Tag Archive | Dark matter

Introduction to Particle Physics Part 4: Beyond the Standard Model

We know the Standard Model can’t be everything, as it only explains 3 of the fundamental forces of nature (the missing one being gravity). When we look out into the universe, we see that galaxies are spinning at the wrong speeds, that things that should be unstable are stable and that galactic clusters are bending light more than they should. This is strong evidence for a new form of matter that doesn’t interact with light – so called dark matter.

And if that isn’t crazy enough, the universe seems to be getting bigger at a faster rate (imagine throwing a ball in the air and it shooting upwards with ever increasing speed, totally counter intuitive). This is caused by something we call dark energy, which is a mysterious substance now believed to make up the vast majority of the energy content of our universe. As to what it actually is, we still don’t know.

Galaxy rotation curves - evidence for dark matter

Galaxy rotation curves – evidence for dark matter

So after all that hard work, it seems that the Standard Model only explains about 5% of the universe, oh well, it was nice trying. BUT WAIT! If there’s one thing Physicists are good at, it’s creating seemingly crazy ideas that just might turn out to be right…

One potential explanation of dark matter is that there is a whole new collection of super-heavy particles that we haven’t seen yet – the so called theory of supersymmetry. If we find evidence of such particles in particle colliders, it could even help us pave the way towards understanding if string theory is correct or not!

A Calabi-Yau manifold – welcome to the strange world of string theory

A Calabi-Yau manifold – welcome to the strange world of string theory

A recurring theme throughout our story was how things that once seemed disconnected are actually part of a deeper underlying truth, so it’s natural to wonder if one day we could unify all the fundamental forces into a single explanation – a theory of everything. The Large Hadron Collider may finally be the window to open our eyes to such new and exciting possibilities.

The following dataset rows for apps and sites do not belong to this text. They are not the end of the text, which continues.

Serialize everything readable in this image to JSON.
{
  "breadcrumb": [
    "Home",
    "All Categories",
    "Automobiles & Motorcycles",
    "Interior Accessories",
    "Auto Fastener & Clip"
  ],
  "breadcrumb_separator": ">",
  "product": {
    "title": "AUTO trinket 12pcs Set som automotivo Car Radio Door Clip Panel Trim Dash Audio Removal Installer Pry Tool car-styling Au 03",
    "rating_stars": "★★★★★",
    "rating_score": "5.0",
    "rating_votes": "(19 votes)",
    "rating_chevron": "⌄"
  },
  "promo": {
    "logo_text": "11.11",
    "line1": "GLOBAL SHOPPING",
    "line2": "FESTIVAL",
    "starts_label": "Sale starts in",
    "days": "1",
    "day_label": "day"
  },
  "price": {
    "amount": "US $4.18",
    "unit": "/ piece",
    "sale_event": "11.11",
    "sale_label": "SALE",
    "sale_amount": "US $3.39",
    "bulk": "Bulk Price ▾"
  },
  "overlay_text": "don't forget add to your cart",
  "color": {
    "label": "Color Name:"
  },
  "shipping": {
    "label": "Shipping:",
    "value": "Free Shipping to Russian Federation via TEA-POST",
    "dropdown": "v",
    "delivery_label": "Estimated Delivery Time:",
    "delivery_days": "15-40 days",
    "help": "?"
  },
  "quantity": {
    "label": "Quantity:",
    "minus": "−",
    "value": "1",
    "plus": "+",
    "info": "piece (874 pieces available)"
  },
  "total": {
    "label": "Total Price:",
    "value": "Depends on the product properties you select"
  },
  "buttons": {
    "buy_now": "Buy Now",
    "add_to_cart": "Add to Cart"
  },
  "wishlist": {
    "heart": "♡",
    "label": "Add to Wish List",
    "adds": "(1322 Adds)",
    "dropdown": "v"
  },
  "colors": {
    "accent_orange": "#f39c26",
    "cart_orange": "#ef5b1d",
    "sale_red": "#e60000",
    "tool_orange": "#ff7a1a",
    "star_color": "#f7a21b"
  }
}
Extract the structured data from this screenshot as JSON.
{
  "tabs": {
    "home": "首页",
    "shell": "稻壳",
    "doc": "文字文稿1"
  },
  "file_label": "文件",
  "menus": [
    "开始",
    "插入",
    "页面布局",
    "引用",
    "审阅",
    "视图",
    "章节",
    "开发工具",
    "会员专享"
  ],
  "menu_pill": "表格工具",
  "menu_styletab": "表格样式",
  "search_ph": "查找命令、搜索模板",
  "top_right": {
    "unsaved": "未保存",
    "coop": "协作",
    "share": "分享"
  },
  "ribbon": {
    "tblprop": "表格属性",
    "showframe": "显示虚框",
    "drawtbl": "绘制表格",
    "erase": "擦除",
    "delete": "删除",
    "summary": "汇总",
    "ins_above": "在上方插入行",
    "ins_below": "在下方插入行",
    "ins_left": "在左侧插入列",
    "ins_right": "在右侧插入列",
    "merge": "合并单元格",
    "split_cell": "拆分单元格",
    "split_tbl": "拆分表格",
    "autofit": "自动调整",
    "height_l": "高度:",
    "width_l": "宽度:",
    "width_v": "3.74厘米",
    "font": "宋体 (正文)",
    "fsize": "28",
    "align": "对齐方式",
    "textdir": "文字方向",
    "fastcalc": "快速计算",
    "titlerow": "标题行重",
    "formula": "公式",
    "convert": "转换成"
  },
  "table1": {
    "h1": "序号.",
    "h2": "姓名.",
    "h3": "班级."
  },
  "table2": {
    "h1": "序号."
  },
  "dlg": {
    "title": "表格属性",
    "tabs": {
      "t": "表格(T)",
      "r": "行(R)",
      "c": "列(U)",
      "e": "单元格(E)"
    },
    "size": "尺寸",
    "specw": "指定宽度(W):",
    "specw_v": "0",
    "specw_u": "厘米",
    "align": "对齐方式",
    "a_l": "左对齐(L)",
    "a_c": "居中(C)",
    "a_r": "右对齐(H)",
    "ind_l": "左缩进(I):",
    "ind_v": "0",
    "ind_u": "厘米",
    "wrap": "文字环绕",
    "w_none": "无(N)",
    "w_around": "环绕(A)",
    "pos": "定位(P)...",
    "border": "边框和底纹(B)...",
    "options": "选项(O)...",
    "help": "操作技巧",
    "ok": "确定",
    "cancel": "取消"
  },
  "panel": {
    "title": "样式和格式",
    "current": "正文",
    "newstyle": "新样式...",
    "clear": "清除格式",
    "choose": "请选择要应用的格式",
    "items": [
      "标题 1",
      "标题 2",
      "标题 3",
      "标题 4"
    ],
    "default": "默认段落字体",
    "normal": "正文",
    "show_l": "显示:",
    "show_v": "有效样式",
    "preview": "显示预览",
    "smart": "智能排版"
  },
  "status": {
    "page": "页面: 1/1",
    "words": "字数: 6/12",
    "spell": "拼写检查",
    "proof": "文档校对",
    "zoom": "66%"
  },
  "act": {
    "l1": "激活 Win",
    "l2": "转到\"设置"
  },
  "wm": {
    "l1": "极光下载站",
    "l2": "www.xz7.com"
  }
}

One thing is clear though: we stand on the precipice of perhaps the greatest change in our understanding of the universe – and the Higgs boson might just be the key to unlocking it all.

(Next time: What is the Higgs boson?)